Find your feet
The best way to get around is to walk as there are plenty of pedestrianised areas and shortcuts. Start at Trinity College (founded in 1592), where you can stroll through cobbled squares and parks and visit the Book of Kells, a ninth-century manuscript which was illustrated by monks. From here, walk across to Temple Bar to potter around the cultural quarter. Adjacent to Temple Bar, on Dame Street, the Chester Beatty Library in Dublin Castle has a collection of ancient manuscripts including 6,000 Islamic items, with more than 250 Qurans, some dating from the eighth and ninth century, as well as biblical material.
At the end of Dame Street is Christ Church Cathedral, Dublin's oldest building which was founded in 1030. Next door, the Dublinia and the Viking World exhibition is worth a visit for a glimpse into the city's Viking past. Don't miss the Queen of Tarts cafe (www.queenoftarts.ie) near Dublin Castle for fresh pastries.

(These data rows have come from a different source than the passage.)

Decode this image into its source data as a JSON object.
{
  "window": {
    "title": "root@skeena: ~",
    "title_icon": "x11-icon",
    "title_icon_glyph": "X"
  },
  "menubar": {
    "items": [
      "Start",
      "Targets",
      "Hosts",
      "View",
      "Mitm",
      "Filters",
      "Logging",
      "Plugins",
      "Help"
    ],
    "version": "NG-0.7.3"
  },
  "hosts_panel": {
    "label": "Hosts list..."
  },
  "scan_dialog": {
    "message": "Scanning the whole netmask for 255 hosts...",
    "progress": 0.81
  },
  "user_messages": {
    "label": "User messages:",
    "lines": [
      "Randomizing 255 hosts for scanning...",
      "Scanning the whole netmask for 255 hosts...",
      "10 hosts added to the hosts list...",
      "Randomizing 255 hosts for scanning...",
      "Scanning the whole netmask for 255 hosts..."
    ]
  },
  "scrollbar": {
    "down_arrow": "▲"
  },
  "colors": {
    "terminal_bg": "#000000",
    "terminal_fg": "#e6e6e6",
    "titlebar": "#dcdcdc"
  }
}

Meet the locals
Dublin's social life centres on its pub culture, with more than 700 public houses, from traditional pubs such as McDaids and Kehoe's, with ornate interiors and wooden bars, to modern ones such as the Parisian-themed Café en Seine. Most serve food at lunchtime and coffee during the day.
Dubliners love live music and you'll see plenty of buskers, many hoping to become "the next U2" (who themselves started out by busking here). For traditional music, drop into O'Donoghue's pub on Merrion Row, The Brazen Head, which dates back to 1198, or Oliver St John Gogarty in Temple Bar. Take the Rock 'n' Stroll trail to link the city's musical connections, such as The Corrs, Sinead O'Connor, The Dubliners and, of course, U2.
Grafton Street, in the south city centre, is the main shopping street. For international brands, visit Brown Thomas department store near the bottom of the street. Take the side street off Grafton Street beside Bewley's Café for Powerscourt Centre. The restored Georgian townhouse is home to The Design Centre, showcasing Irish designers, and with antique shops on the upper floors. At the weekend, head to Temple Bar for the Food Market in Meeting House Square (Saturday 10am to 4.30pm), a foodie's paradise offering artisan cheeses and an oyster bar, the book market in Temple Bar Square (Saturday and Sunday, 10am to 5pm) or the designer fashion mart at Cow's Lane (Saturday 10am to 5pm).
Book a table
Dublin has six restaurants with Michelin stars. Among the best is the two-star Restaurant Patrick Guilbaud (www.restaurantpatrickguilbaud.ie; 00 353 1 676 4192) an elegant French restaurant beside the Merrion Hotel. Start with drinks in the drawing room before moving into the art-filled restaurant for dishes such as crab cannelloni or roast partridge (a two-course dinner costs €85; Dh404). For food on the go, Leo Burdock's on Werburgh Street near Christ Church (www.burdocks.ie; 00 353 1 454 0306) has been an institution since 1913 for its takeaway fish and chips (€8.90; Dh42) - it's popular so be prepared to queue.
What to avoid
Look out for pickpockets, and stay away from the north part of the city late at night. Smoking is banned in all workplaces, including pubs and restaurants, but many have designated smoking areas.
Take the DART suburban rail south to Sandycove to the James Joyce Museum at Martello Tower, or go north to Howth village, where the day's catch is served at seafood restaurants in the area, such as King Sitric (www.kingsitric.ie; 00 353 832 5235) . Walk up to Howth Summit for views over the bay and the city.